(Website and app data records)
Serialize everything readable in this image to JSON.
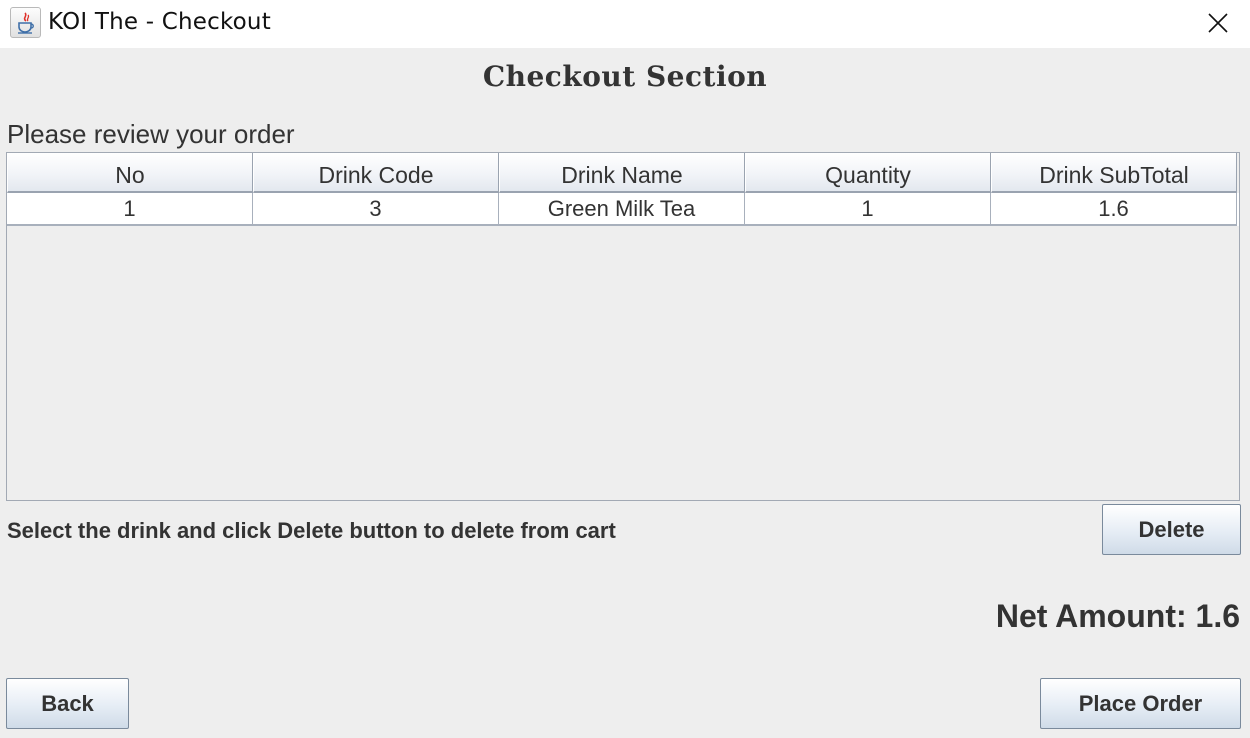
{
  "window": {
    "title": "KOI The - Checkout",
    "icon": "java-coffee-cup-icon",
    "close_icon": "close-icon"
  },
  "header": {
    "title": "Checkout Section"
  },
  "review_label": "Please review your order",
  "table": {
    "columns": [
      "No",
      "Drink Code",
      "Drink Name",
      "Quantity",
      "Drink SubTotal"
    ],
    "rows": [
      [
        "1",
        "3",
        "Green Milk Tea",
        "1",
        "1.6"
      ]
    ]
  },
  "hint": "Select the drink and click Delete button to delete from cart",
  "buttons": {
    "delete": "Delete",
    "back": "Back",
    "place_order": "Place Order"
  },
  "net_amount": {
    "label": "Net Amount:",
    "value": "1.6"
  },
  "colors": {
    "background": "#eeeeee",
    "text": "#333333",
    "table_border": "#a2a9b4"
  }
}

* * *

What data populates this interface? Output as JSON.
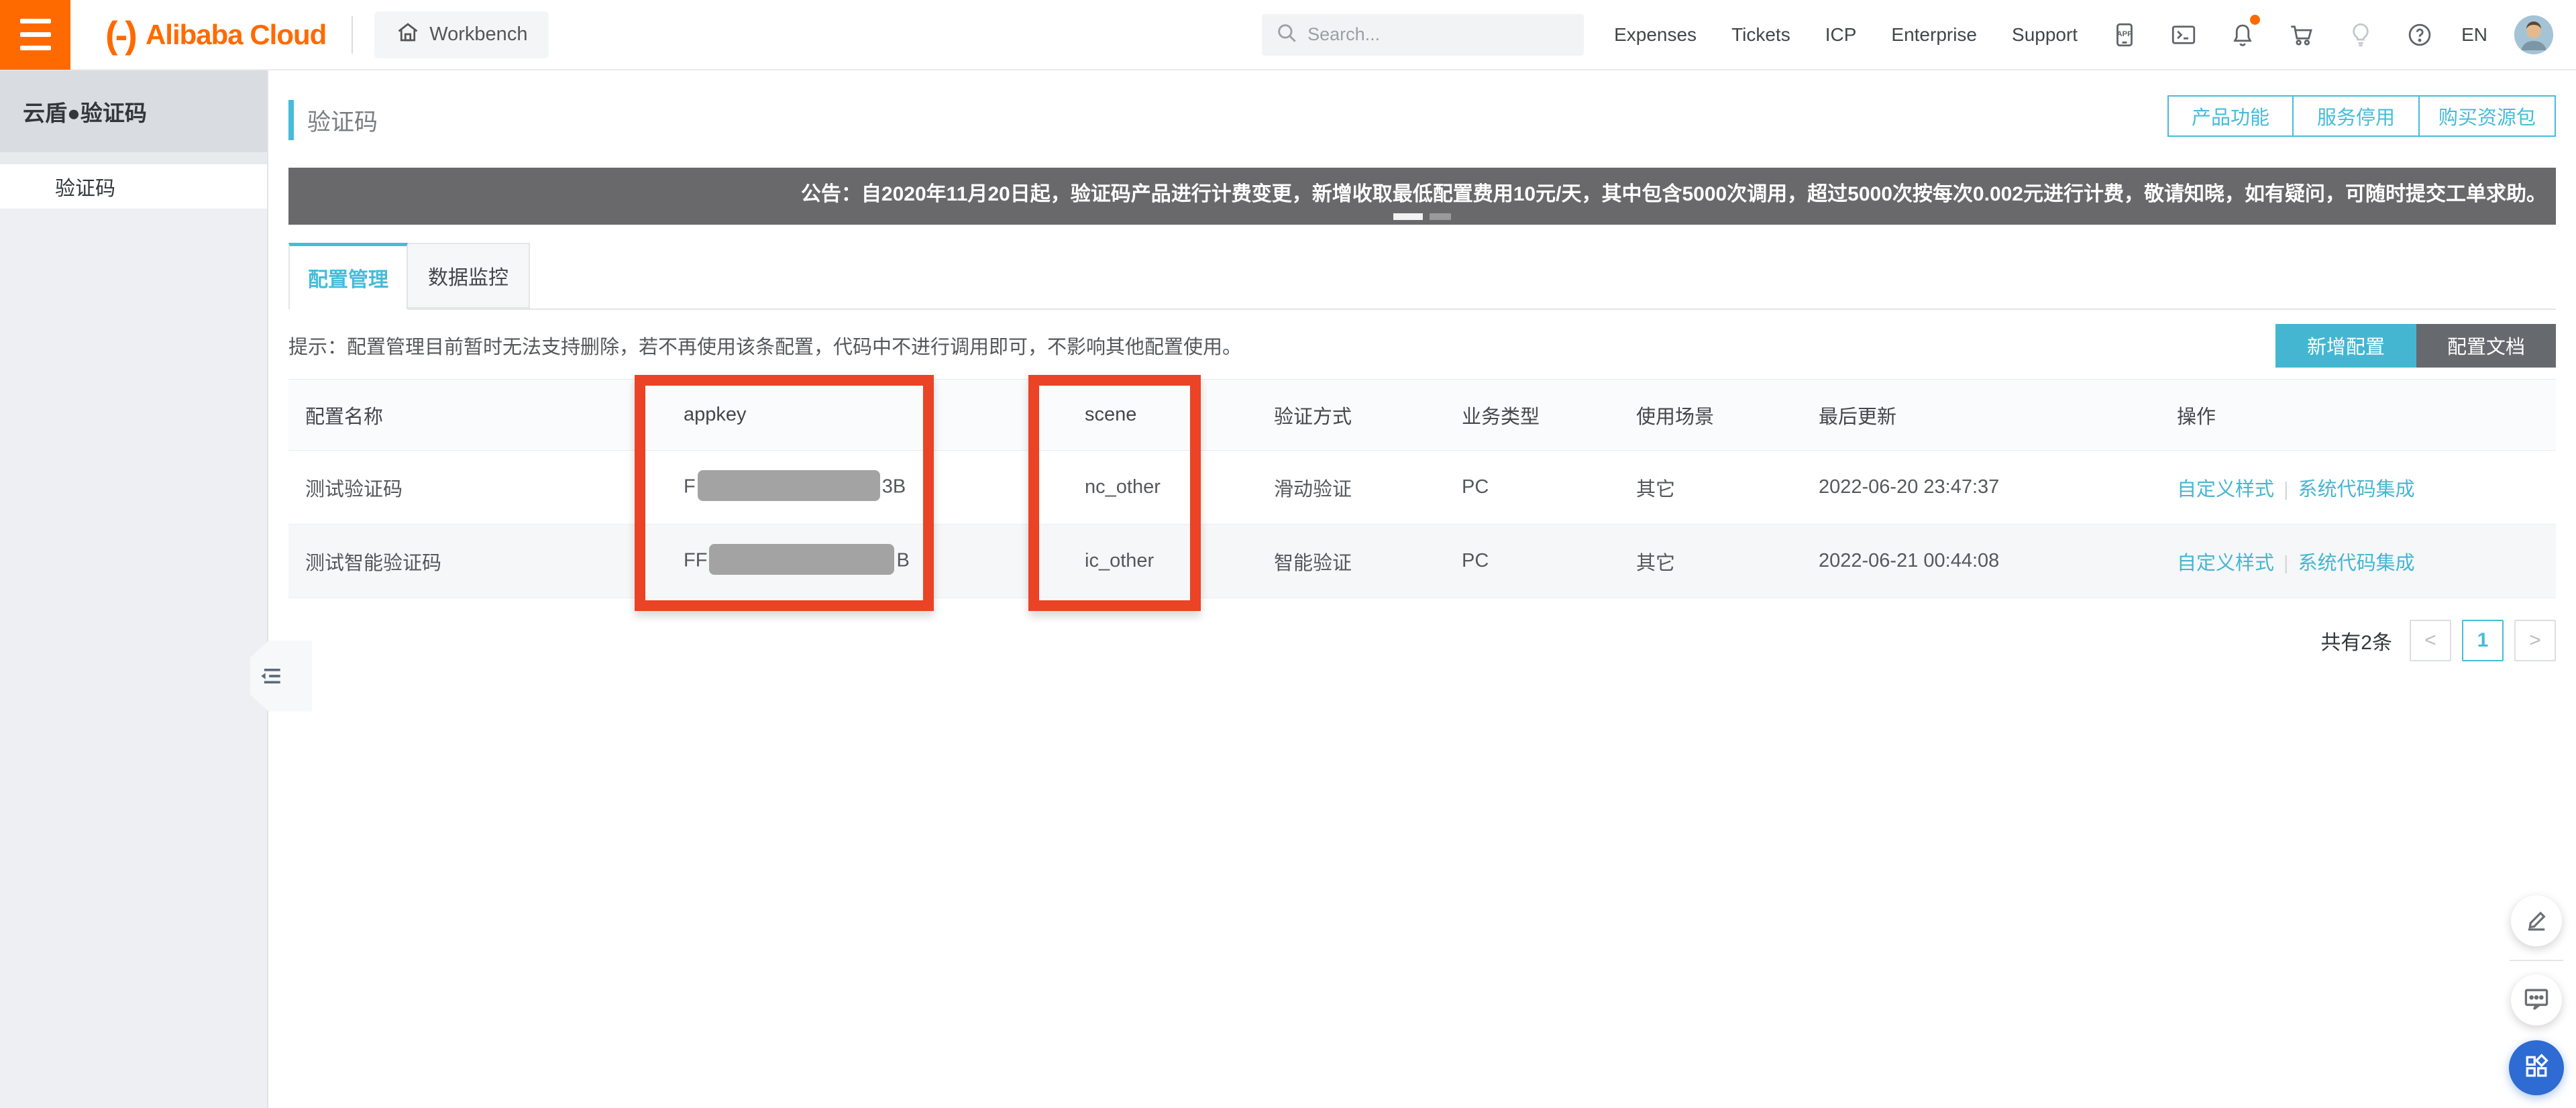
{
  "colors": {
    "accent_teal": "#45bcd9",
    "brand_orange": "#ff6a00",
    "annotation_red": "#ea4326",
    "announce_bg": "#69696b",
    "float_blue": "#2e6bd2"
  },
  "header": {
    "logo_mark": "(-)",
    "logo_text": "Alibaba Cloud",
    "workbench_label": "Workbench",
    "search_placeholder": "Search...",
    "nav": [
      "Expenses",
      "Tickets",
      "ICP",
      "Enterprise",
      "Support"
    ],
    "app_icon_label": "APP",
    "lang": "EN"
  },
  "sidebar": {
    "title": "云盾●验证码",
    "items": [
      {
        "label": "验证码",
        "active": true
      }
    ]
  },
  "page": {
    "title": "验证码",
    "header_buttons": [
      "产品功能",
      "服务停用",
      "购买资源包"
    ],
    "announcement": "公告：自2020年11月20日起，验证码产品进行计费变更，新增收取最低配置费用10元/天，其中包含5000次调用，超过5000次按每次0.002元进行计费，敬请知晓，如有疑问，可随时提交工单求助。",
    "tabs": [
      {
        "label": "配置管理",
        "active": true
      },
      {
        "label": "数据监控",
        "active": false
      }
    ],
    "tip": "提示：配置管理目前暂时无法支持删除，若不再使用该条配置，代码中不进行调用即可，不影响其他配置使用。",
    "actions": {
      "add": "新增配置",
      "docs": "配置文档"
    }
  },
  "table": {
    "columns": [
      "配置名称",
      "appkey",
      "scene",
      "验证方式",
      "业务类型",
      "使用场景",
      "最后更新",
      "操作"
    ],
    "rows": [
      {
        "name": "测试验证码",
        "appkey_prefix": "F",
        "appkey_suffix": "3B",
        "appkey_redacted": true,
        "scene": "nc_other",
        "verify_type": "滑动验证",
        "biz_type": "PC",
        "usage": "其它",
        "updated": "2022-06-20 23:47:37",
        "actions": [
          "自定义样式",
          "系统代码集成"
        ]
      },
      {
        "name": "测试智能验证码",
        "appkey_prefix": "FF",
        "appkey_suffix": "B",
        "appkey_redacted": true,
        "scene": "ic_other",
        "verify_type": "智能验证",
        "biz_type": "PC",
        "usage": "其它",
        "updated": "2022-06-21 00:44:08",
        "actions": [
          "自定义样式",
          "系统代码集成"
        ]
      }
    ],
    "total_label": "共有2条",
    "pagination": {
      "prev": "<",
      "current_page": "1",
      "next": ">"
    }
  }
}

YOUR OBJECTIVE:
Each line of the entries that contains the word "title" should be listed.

ANSWER BOX:
    "title": "KOI The - Checkout",
    "title": "Checkout Section"
    "title": "云盾●验证码",
    "title": "验证码",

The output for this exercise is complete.